The name, meaning “offspring of Babylon,” of a descendant of David who returned from the Babylonian exile (Ezra 2.2) to become governor of the Persian province of Yehud (Judah) under Darius I (522–486 BCE). He was a grandson of Jehoiachin (Jeconiah), the exiled king of Judah (1 Chron. 3.17–19). Zerubbabel and Joshua the high priest were responsible for the completion of the rebuilding of the Temple. Hopes for the restoration of the nation were probably attached to him because of his ancestry. Haggai 2.23 calls him the “servant of Yahweh” and the one he has “chosen.” The prophet Zechariah (3.8; 6.12) mentions a “branch,” which also may refer to Zerubbabel.

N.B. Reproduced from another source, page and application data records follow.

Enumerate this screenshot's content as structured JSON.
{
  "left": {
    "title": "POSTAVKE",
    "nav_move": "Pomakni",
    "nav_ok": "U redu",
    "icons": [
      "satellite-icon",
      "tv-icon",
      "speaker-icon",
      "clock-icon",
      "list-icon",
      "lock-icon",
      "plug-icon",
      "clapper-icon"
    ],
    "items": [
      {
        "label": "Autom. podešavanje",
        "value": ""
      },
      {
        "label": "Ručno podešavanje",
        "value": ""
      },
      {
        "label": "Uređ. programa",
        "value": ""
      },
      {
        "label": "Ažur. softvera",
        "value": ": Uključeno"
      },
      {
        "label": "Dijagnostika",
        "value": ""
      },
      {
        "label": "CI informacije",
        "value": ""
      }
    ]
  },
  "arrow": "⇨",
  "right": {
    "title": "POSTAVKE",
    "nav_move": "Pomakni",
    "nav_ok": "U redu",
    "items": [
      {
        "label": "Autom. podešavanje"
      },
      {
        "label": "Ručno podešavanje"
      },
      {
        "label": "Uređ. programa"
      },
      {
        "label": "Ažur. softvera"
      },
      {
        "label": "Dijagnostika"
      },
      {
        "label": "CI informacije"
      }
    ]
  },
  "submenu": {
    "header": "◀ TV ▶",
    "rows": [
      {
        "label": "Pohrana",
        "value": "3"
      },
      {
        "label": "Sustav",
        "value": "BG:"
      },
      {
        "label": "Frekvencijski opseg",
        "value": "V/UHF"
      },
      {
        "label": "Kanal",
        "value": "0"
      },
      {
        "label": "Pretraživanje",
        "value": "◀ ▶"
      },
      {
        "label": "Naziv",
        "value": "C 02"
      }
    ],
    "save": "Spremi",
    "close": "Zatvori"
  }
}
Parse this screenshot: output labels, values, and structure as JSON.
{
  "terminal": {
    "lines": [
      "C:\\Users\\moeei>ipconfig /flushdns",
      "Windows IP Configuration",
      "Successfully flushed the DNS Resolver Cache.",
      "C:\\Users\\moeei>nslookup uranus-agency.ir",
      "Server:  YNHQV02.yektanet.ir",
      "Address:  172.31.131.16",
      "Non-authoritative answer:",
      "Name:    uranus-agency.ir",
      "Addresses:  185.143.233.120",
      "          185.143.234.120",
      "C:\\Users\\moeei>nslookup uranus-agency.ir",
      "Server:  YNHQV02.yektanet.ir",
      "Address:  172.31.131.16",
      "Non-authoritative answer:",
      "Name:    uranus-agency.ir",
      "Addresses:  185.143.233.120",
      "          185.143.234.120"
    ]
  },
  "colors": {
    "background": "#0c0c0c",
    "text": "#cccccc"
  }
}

Although the Temple was only begun in 520 BCE and was finished in 515 BCE, there is no mention of Zerubbabel at its dedication (Ezra 6.16–18). It may be that he was removed from power by the Persian authorities because of the threat of rebellion in Yehud. Zerubbabel appears in the genealogies of Jesus in Matthew 1 and Luke 3.

Russell Fuller